All lines from the one containing "Decode this image" through the final line of the records below should be reproduced exactly, with the pictures left out.

=== Source records ===

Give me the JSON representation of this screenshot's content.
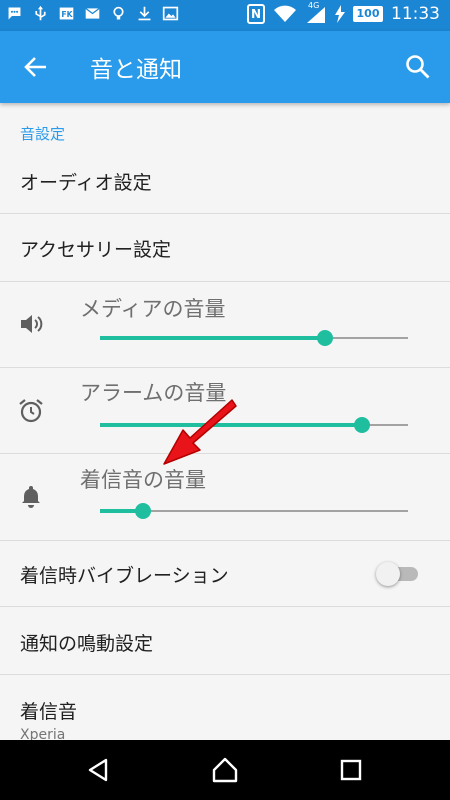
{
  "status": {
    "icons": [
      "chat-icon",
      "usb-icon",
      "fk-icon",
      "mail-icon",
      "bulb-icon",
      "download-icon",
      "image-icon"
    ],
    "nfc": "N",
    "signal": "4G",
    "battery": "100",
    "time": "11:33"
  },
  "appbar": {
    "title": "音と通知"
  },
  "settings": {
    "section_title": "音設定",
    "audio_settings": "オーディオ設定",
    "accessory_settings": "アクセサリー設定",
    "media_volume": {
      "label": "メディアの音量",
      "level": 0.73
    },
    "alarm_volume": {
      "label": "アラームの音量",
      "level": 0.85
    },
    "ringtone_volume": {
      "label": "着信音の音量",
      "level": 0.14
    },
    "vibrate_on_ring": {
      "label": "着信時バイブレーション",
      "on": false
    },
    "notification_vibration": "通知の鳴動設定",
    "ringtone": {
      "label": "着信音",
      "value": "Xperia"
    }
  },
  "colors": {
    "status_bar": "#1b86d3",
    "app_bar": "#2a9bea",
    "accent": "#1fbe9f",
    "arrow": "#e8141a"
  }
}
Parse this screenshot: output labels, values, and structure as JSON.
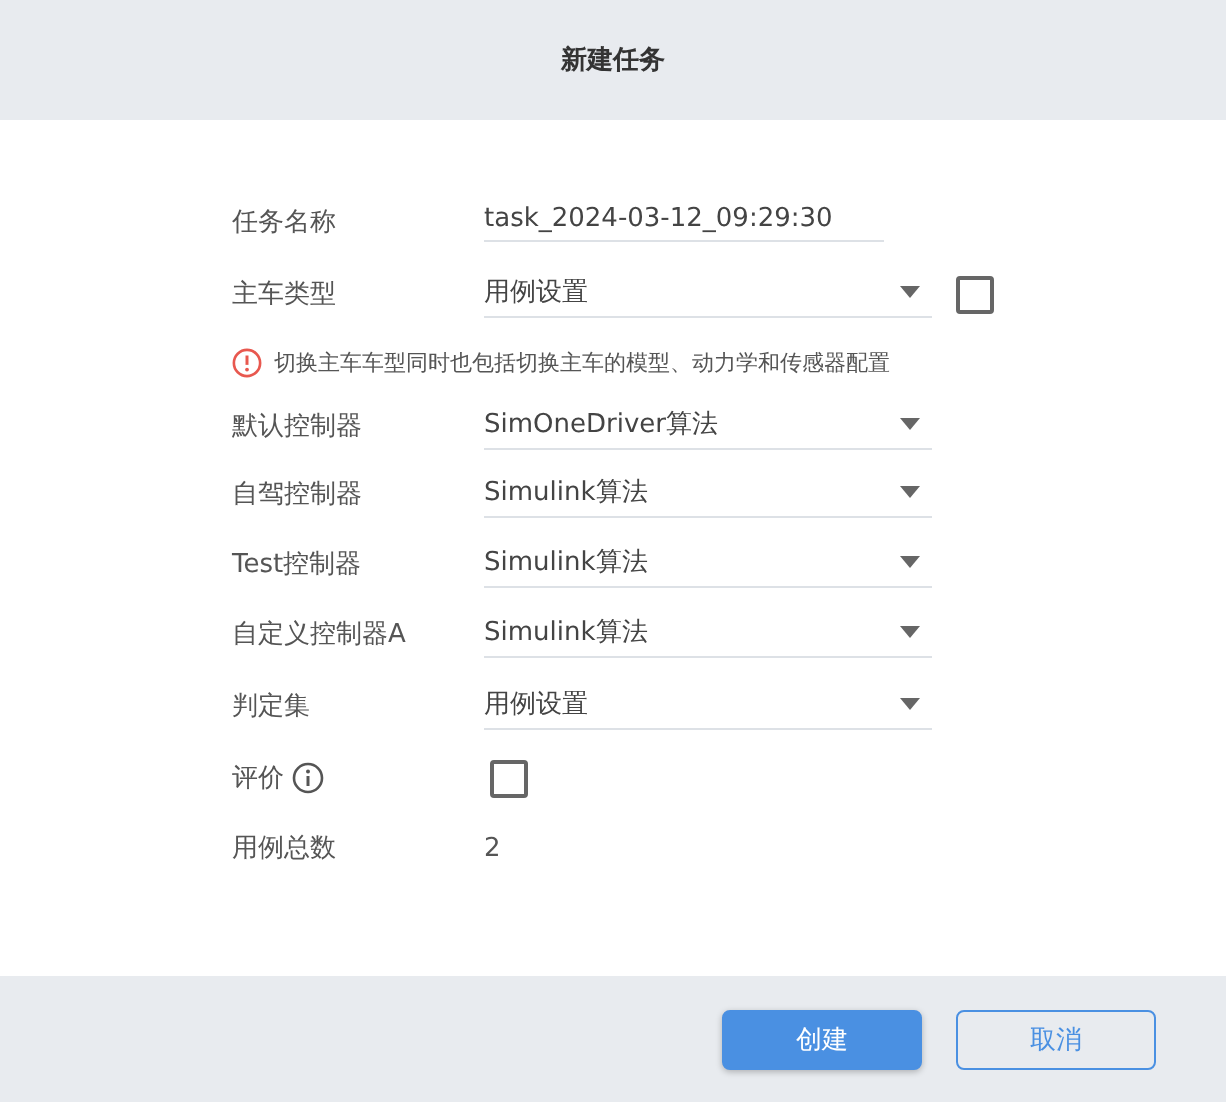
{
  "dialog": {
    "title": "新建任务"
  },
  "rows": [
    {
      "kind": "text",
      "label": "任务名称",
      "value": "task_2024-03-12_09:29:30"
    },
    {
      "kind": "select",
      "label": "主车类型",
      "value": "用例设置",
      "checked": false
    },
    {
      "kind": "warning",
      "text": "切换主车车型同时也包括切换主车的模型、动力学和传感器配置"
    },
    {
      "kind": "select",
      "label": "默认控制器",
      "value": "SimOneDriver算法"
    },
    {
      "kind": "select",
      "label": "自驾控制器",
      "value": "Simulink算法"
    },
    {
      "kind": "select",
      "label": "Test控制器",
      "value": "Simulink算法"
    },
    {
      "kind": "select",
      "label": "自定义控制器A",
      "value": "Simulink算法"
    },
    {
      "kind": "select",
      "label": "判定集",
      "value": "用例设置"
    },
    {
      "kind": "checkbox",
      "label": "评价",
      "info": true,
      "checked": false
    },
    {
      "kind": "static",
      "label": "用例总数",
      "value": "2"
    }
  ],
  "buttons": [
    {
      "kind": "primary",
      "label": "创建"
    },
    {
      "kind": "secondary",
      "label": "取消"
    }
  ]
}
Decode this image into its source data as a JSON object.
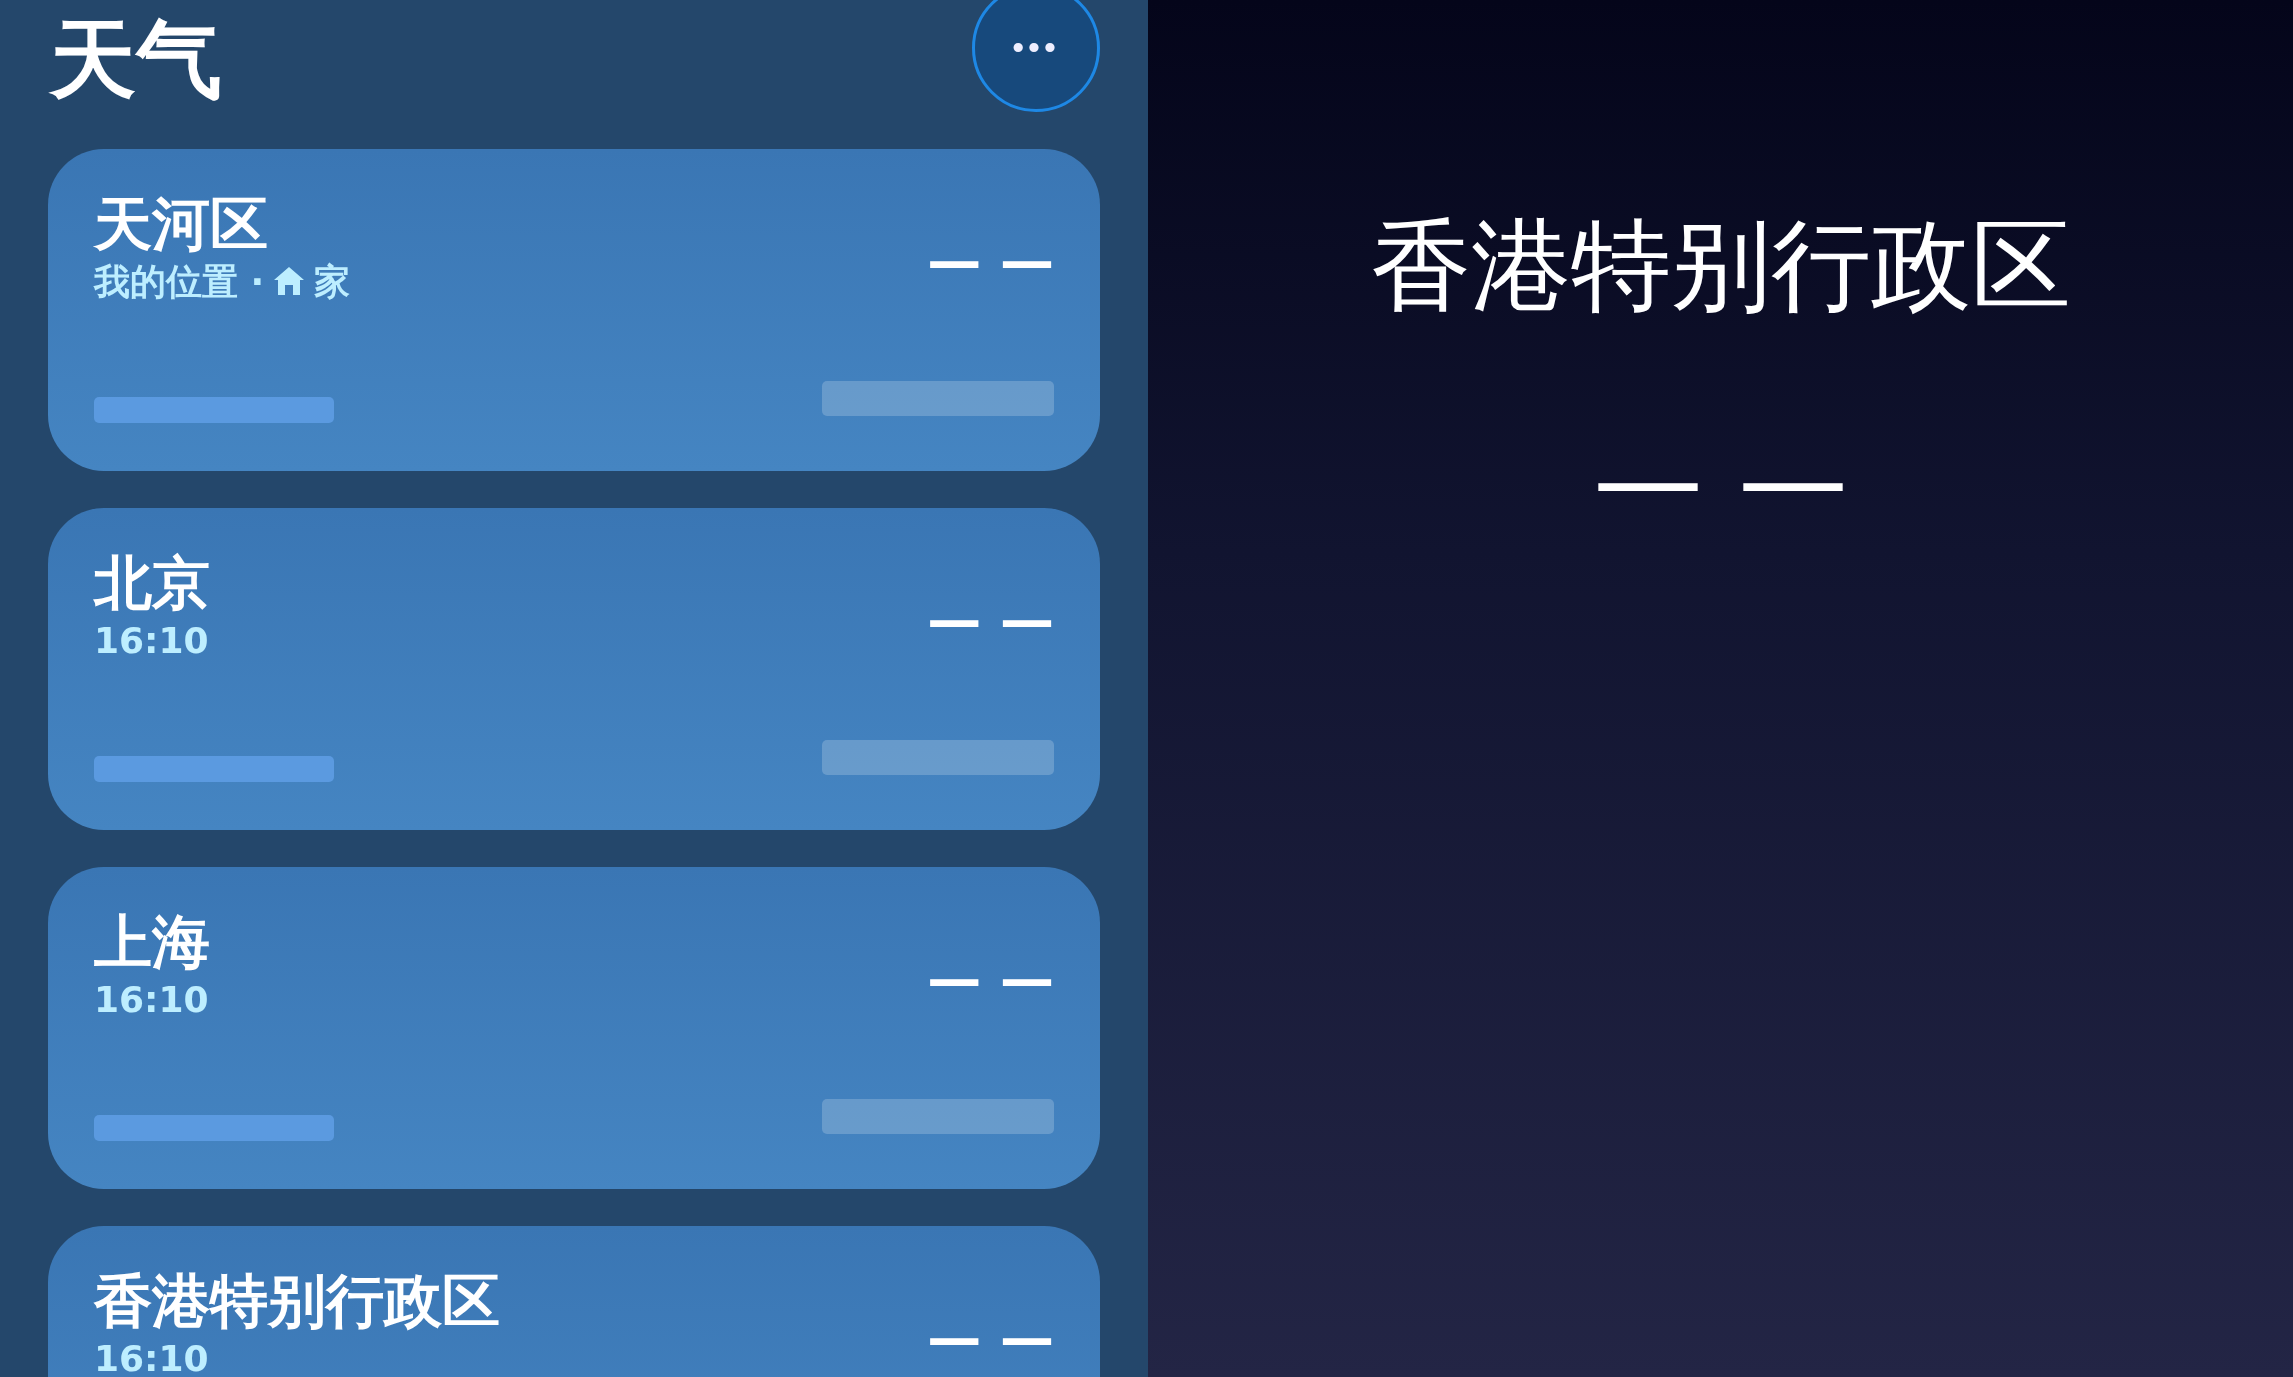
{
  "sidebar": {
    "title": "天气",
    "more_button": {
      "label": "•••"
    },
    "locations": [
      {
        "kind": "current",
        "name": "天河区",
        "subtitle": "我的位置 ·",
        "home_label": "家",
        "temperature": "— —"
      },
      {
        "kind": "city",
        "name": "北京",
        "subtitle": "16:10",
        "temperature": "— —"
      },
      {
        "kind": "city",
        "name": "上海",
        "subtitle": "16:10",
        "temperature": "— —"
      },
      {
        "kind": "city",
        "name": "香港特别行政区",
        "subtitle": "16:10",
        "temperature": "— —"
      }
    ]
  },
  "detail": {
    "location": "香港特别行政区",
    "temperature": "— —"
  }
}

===

▶ Exercise response
Decode this image into its source data as a JSON object.
{
  "sidebar": {
    "title": "天气",
    "more_button": {
      "label": "•••"
    },
    "locations": [
      {
        "kind": "current",
        "name": "天河区",
        "subtitle": "我的位置 ·",
        "home_label": "家",
        "temperature": "— —"
      },
      {
        "kind": "city",
        "name": "北京",
        "subtitle": "16:10",
        "temperature": "— —"
      },
      {
        "kind": "city",
        "name": "上海",
        "subtitle": "16:10",
        "temperature": "— —"
      },
      {
        "kind": "city",
        "name": "香港特别行政区",
        "subtitle": "16:10",
        "temperature": "— —"
      }
    ]
  },
  "detail": {
    "location": "香港特别行政区",
    "temperature": "— —"
  }
}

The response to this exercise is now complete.